Sarcany took the pigeon in his hands; stroked it, spoke to it, gave it a last caress, and threw it free.

The bird flapped its wings, but at first it dropped so quickly that it looked as though it was going to finish its career of aerial messenger with a cruel fall.

The excitable Sicilian could not restrain a cry of disappointment.

“Wait! All is not yet lost!” said Sarcany.

The pigeon had found its equilibrium in the denser lower air, and, making a sudden curve, flew off towards the northwest.

Sarcany and Zirone followed it with their eyes.

In its flight there was no hesitation. It went straight to its home, which it would have reached an hour earlier had it not been for its compulsory halt among the trees of the old graveyard.

Sarcany and his companion watched it with the most anxious attention. They asked themselves if it was going beyond the town—and then all their scheming would come to naught.

It did nothing of the kind.

“I see it! I see it!” said Zirone, whose sight was of the keenest.

“What you have to look for,” said Sarcany, “is where it stops, so as to fix the exact spot.”

A few minutes after its departure the pigeon settled on a house with one tall gable rising above the rest, in the midst of a clump of trees, in that part of the town near the hospital and public garden. Then it disappeared into a dormer window opening on to the mansard, which was surmounted by a weather vane of wrought iron that ought to have been the work of Quentin Matsys—if Trieste had been in Flanders.

The general direction being ascertained, it would not be very difficult to find the weather vane and gable and window, and, in short, the house inhabited by the person for whom the cryptogram was intended.

Sarcany and Zirone immediately made their way down the tower, and down the hill, and along the roads leading to the Piazza della Legna.

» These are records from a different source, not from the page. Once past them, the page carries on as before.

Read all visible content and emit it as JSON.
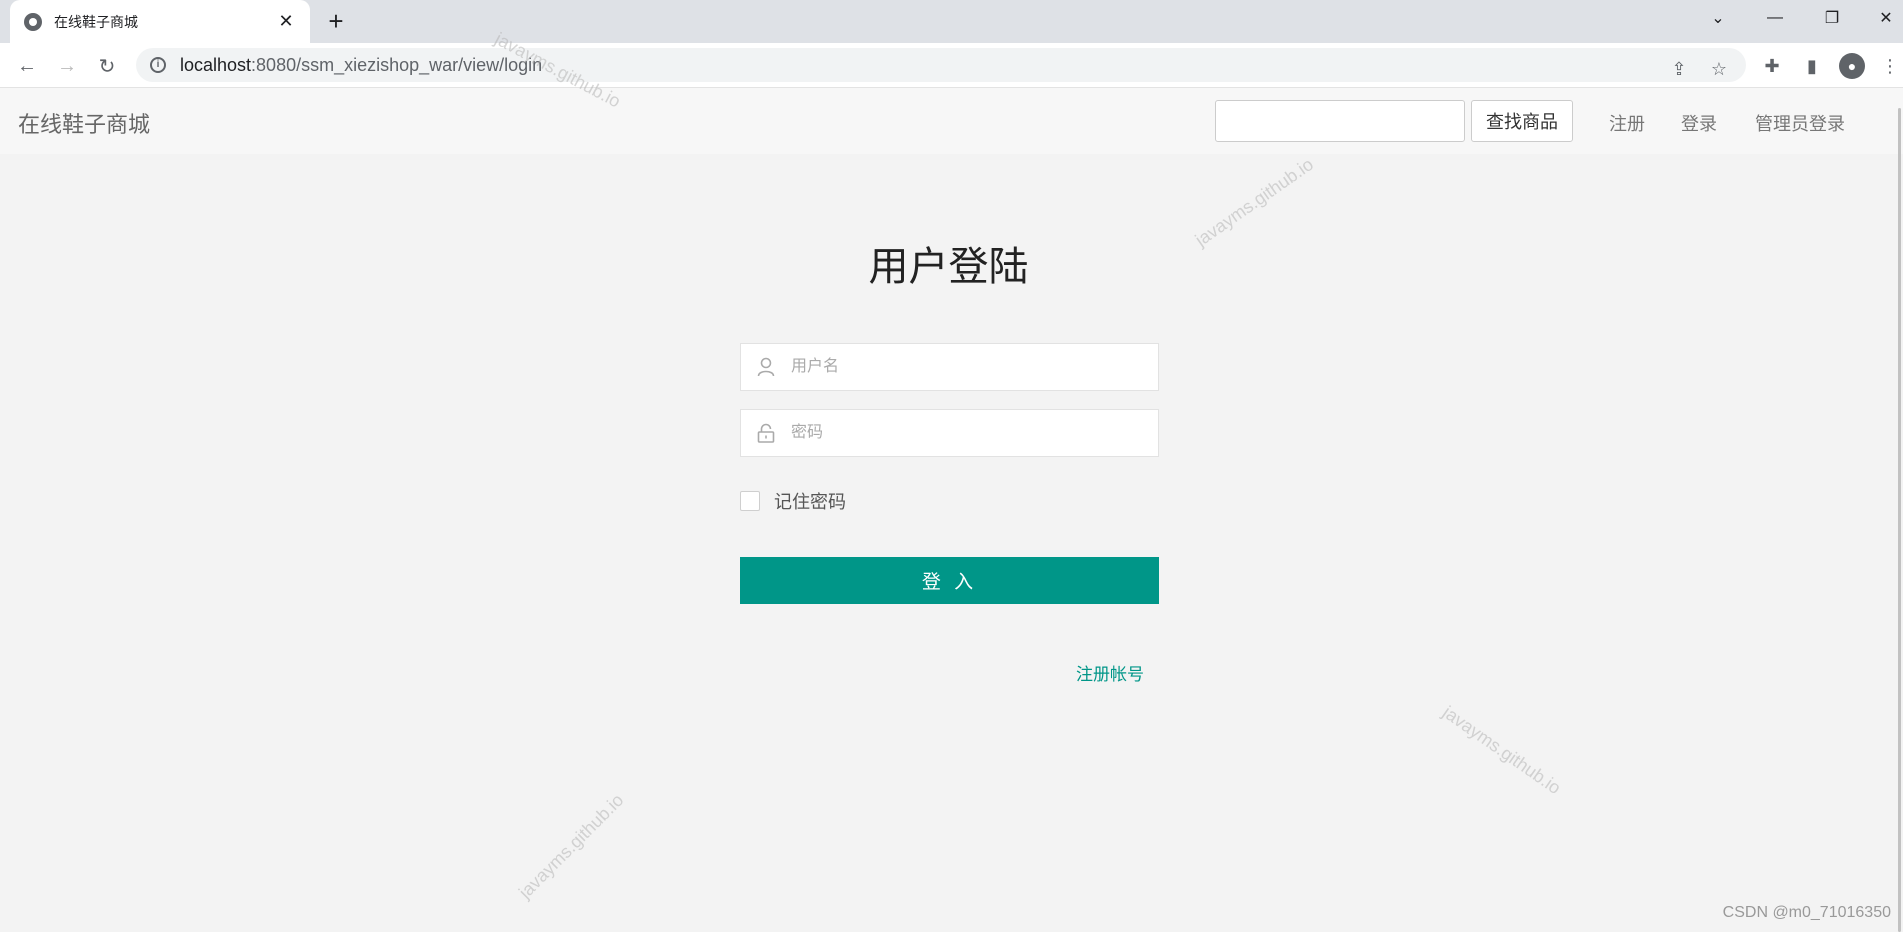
{
  "browser": {
    "tab_title": "在线鞋子商城",
    "new_tab": "+",
    "url_host": "localhost",
    "url_rest": ":8080/ssm_xiezishop_war/view/login"
  },
  "header": {
    "brand": "在线鞋子商城",
    "search_placeholder": "",
    "search_button": "查找商品",
    "nav": {
      "register": "注册",
      "login": "登录",
      "admin_login": "管理员登录"
    }
  },
  "login": {
    "title": "用户登陆",
    "username_placeholder": "用户名",
    "password_placeholder": "密码",
    "remember_label": "记住密码",
    "submit_label": "登 入",
    "register_link": "注册帐号"
  },
  "colors": {
    "accent": "#009688",
    "page_bg": "#f3f3f3",
    "header_bg": "#f7f7f7"
  },
  "watermark_text": "javayms.github.io",
  "credit": "CSDN @m0_71016350"
}
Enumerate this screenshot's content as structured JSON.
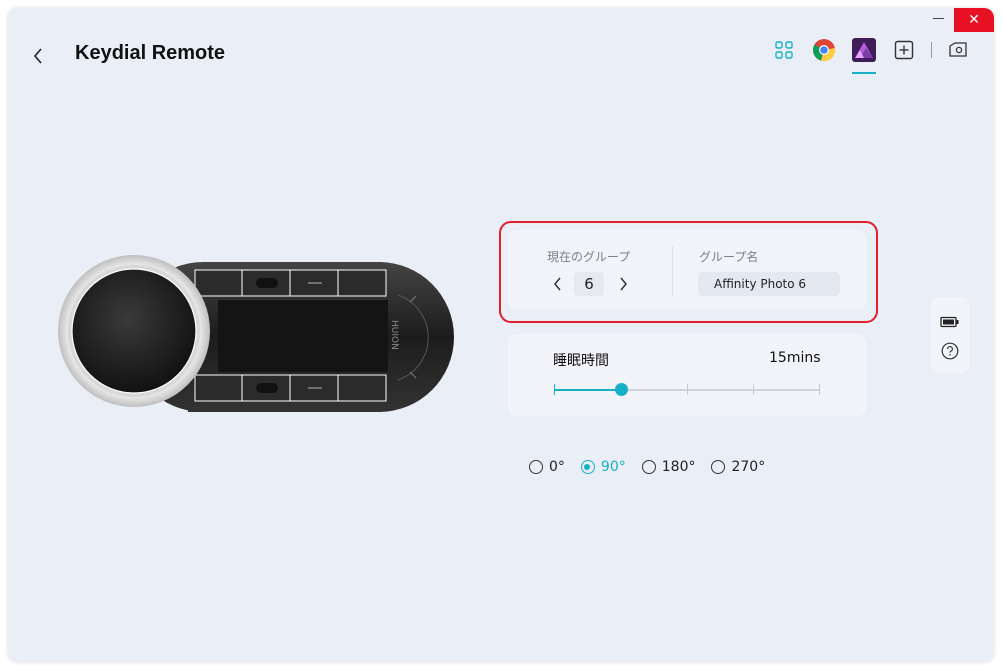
{
  "app": {
    "title": "Keydial Remote",
    "accent_color": "#18b0c4",
    "close_glyph": "✕"
  },
  "header": {
    "app_icons": [
      {
        "name": "grid-icon"
      },
      {
        "name": "chrome-icon"
      },
      {
        "name": "affinity-photo-icon",
        "active": true
      },
      {
        "name": "add-app-icon"
      },
      {
        "name": "device-settings-icon"
      }
    ]
  },
  "device": {
    "brand": "HUION"
  },
  "group": {
    "current_label": "現在のグループ",
    "current_value": "6",
    "name_label": "グループ名",
    "name_value": "Affinity Photo 6"
  },
  "sleep": {
    "label": "睡眠時間",
    "value": "15mins",
    "slider_fraction": 0.25
  },
  "rotation": {
    "options": [
      "0°",
      "90°",
      "180°",
      "270°"
    ],
    "selected": "90°"
  },
  "side": {
    "battery_icon": "battery-icon",
    "help_icon": "help-icon"
  }
}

There they had to lay their course so as to reach the group of houses forming the eastern quarter of the city.

When they reached the junction of two main roads, the Corsa Stadion leading to the public garden, and the Acquedotto, a fine avenue of trees leading to the large brewery of Boschetto, the adventurers were in some doubt as to the true direction. Should they take the right or the left? Instinctively they turned to the right, intending to examine, one after the other, every house along the avenue above which they had noticed the vane among the trees.

They went along in this manner, inspecting in turn every gable and roof along the Acquedotto, but found nothing like the one they sought. At last they reached the end.

“There it is!” exclaimed Zirone.

And there was the weather vane swinging slowly on its iron spindle above a dormer window, round which, were several pigeons.

There was no mistake. It was the identical house to which the pigeon had flown.

The house was of modest exterior and formed one of the block at the beginning of the Acquedotto.

Sarcany made inquiries at the neighbouring shops, and learnt all he wished to know.

The house for many years had belonged and been inhabited by Count Ladislas Zathmar.

“Who is this Count Zathmar?” asked Zirone, to whom the name meant nothing.

“He is the Count Zathmar!” answered Sarcany.

“But perhaps if we were to ask him...”

“Later on, Zirone; there’s no hurry! Take it coolly, and now to our hotel!”

“Yes, it’s dinnertime for those who have got something to dine on!” said Zirone bitterly.

“We may not dine tonight, but it’s possible we shall dine tomorrow,” answered Sarcany.

“With whom?”

“Who knows? Perhaps with Count Zathmar!”

They walked along quietly—why should they hurry?—and soon reached their modest hotel, still much too rich for them seeing they could not pay their bill.

What a surprise was in store! A letter had arrived, addressed to Sarcany.

The letter contained a note for 200 florins, and these words—nothing more:

Enclosed is the last money you will get from me. It’s enough to pay your passage to Sicily. Go, and let me hear no more of you.

“Capital!” exclaimed Zirone, “The banker thinks better of it just in time! Assuredly we need never despair of those financial folks!”

“That’s what I say,” said Sarcany.

“And the coin will do for us to leave Trieste.”

“No! Not just yet!”